*What to do:* Copy out all the lines of the data that hold the word "Editar".

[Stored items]
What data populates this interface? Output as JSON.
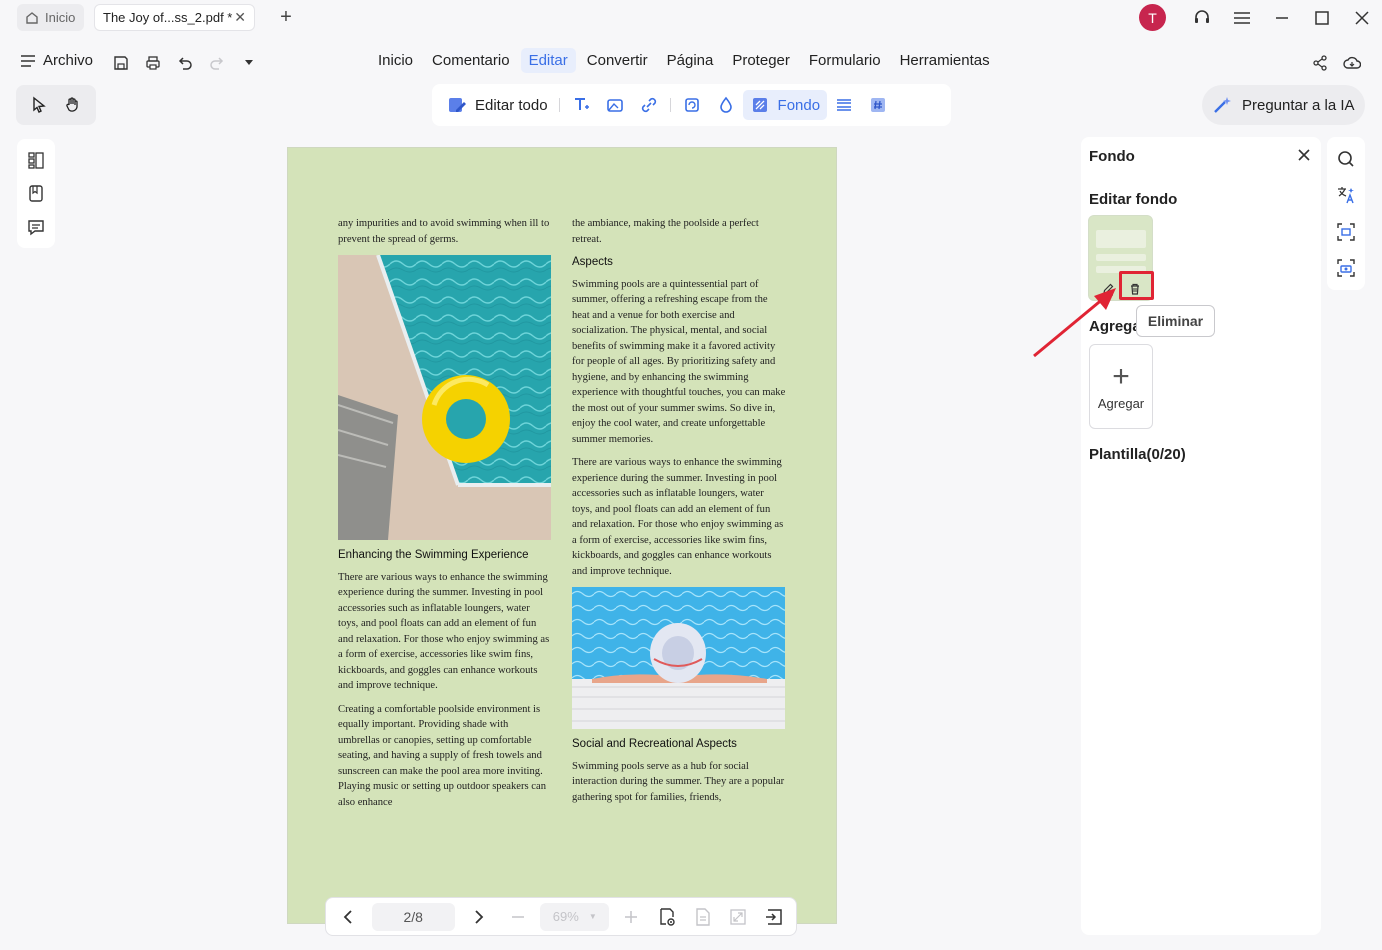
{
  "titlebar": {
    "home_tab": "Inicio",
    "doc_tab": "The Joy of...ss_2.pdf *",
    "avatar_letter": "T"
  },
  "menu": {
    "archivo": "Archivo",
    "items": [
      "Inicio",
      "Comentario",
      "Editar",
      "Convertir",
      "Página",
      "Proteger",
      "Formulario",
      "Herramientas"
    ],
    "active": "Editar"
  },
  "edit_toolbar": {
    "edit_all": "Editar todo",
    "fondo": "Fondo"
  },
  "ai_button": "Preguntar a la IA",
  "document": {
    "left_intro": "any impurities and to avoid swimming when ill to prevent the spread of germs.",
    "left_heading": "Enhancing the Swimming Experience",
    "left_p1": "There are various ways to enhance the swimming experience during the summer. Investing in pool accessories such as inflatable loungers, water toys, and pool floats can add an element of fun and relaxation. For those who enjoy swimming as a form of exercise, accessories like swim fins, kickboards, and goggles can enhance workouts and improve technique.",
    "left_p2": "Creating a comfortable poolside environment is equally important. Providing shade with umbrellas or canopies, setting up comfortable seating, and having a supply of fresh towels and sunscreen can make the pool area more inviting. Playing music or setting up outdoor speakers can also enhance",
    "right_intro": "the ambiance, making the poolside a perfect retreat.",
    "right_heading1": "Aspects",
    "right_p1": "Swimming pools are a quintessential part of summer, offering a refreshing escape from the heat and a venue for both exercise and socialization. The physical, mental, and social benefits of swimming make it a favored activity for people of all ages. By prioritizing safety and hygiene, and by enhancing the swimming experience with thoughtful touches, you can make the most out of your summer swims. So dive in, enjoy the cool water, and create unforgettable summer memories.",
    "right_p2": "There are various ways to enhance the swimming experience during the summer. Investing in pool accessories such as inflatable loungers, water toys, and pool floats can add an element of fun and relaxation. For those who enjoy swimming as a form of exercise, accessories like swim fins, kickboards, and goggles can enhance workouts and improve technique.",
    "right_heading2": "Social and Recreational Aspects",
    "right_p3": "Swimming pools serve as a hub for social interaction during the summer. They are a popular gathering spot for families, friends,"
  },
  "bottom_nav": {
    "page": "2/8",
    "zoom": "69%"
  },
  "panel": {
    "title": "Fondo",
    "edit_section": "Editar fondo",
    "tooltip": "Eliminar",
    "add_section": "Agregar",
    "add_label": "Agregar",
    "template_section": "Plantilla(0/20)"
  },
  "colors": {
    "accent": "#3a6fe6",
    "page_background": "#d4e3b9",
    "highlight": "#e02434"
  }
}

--

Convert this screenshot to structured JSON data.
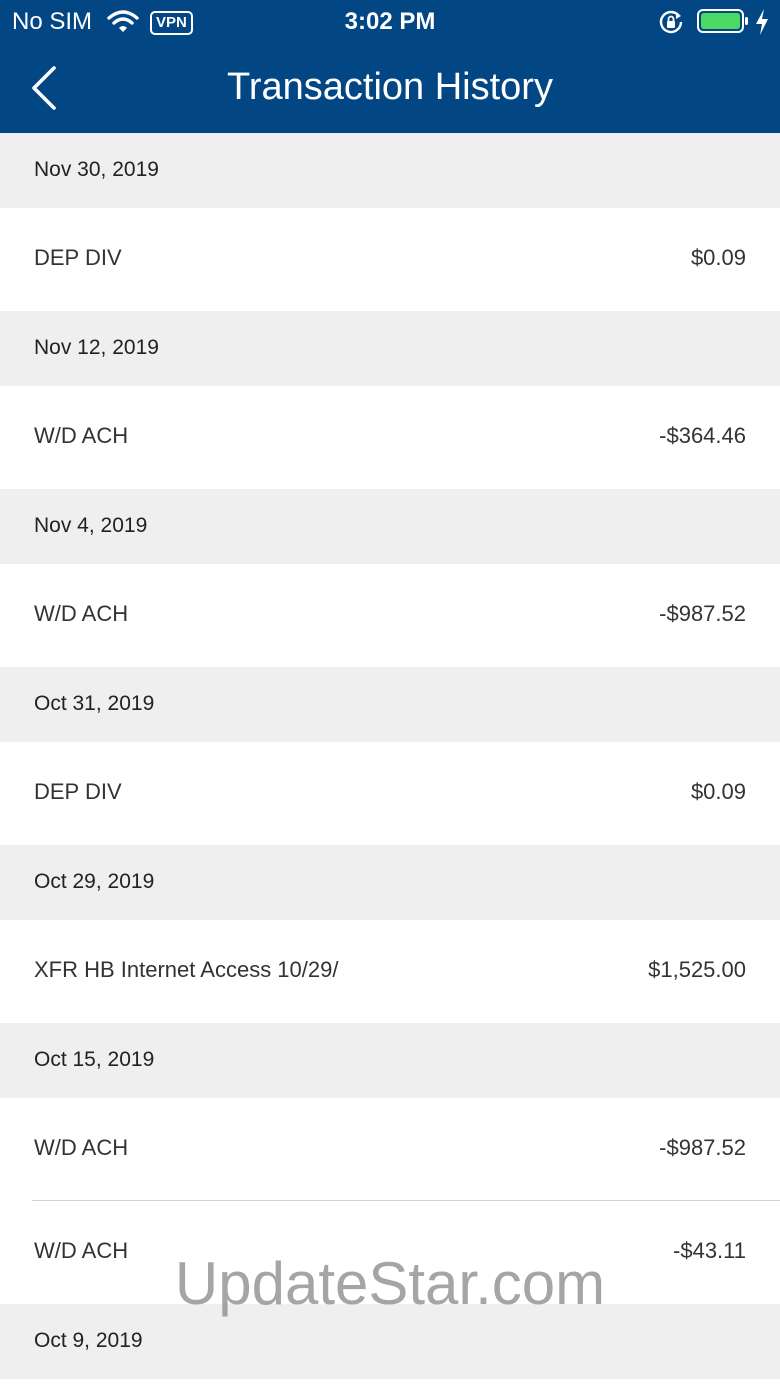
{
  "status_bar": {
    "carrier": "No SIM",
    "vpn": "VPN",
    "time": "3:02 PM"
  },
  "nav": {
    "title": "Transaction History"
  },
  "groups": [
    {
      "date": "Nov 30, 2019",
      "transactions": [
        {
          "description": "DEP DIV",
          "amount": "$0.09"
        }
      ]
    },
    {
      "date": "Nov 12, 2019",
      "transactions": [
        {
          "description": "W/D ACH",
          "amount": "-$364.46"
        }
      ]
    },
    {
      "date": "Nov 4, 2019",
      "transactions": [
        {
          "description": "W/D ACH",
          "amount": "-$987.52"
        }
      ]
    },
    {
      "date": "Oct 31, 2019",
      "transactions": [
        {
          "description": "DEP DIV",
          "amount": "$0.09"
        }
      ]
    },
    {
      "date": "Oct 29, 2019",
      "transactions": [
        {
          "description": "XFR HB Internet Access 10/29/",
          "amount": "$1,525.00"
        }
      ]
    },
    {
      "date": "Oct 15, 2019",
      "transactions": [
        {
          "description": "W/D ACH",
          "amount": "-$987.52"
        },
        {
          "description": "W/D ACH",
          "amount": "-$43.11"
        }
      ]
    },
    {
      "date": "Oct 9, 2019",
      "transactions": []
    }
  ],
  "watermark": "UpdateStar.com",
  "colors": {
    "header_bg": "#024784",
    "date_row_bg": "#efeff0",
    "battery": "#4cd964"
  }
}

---

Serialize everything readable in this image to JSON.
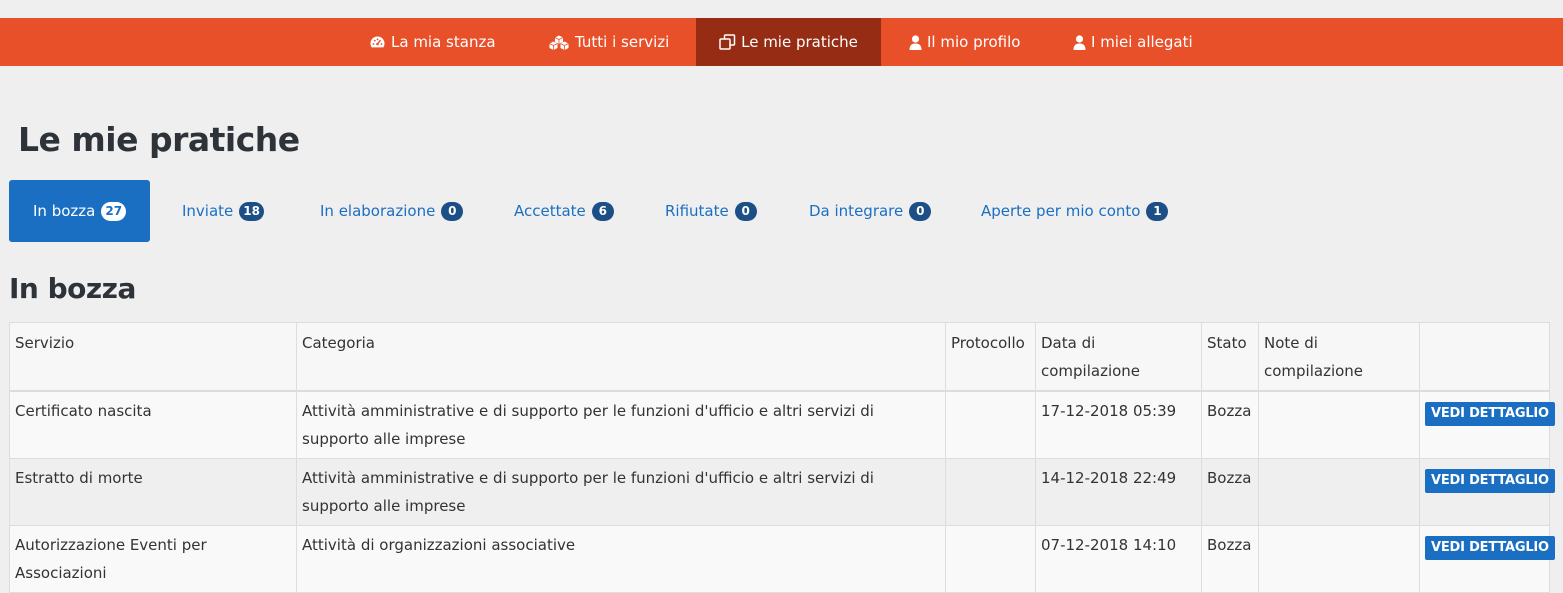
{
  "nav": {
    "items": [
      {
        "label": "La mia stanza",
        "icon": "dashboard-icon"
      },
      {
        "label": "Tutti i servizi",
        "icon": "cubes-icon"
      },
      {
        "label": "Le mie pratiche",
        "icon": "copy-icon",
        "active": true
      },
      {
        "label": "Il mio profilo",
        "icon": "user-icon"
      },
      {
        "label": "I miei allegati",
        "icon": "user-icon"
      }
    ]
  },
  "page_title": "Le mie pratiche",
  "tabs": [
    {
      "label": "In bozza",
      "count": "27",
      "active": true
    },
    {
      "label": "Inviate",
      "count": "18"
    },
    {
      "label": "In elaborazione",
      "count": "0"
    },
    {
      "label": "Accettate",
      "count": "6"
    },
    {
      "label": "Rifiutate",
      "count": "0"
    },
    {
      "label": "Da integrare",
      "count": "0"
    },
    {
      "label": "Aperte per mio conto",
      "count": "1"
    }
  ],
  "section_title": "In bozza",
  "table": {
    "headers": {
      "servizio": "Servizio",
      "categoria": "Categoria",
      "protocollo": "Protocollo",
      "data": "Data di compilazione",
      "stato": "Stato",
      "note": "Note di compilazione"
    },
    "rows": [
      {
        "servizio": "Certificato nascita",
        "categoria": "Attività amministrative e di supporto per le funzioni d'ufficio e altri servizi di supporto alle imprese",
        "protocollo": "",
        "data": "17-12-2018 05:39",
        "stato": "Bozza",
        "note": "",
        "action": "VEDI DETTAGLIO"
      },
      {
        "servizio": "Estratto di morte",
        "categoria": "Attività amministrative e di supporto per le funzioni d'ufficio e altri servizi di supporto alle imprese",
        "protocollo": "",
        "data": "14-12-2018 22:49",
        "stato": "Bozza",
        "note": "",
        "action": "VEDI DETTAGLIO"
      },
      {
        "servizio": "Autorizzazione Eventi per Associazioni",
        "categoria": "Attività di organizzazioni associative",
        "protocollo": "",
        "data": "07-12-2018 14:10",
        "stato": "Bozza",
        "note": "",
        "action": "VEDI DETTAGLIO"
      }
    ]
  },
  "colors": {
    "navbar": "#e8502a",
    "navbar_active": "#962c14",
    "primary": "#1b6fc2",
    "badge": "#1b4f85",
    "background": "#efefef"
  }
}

*Answer:*
      "Editar",
    "active": "Editar"
    "edit_all": "Editar todo",
    "edit_section": "Editar fondo",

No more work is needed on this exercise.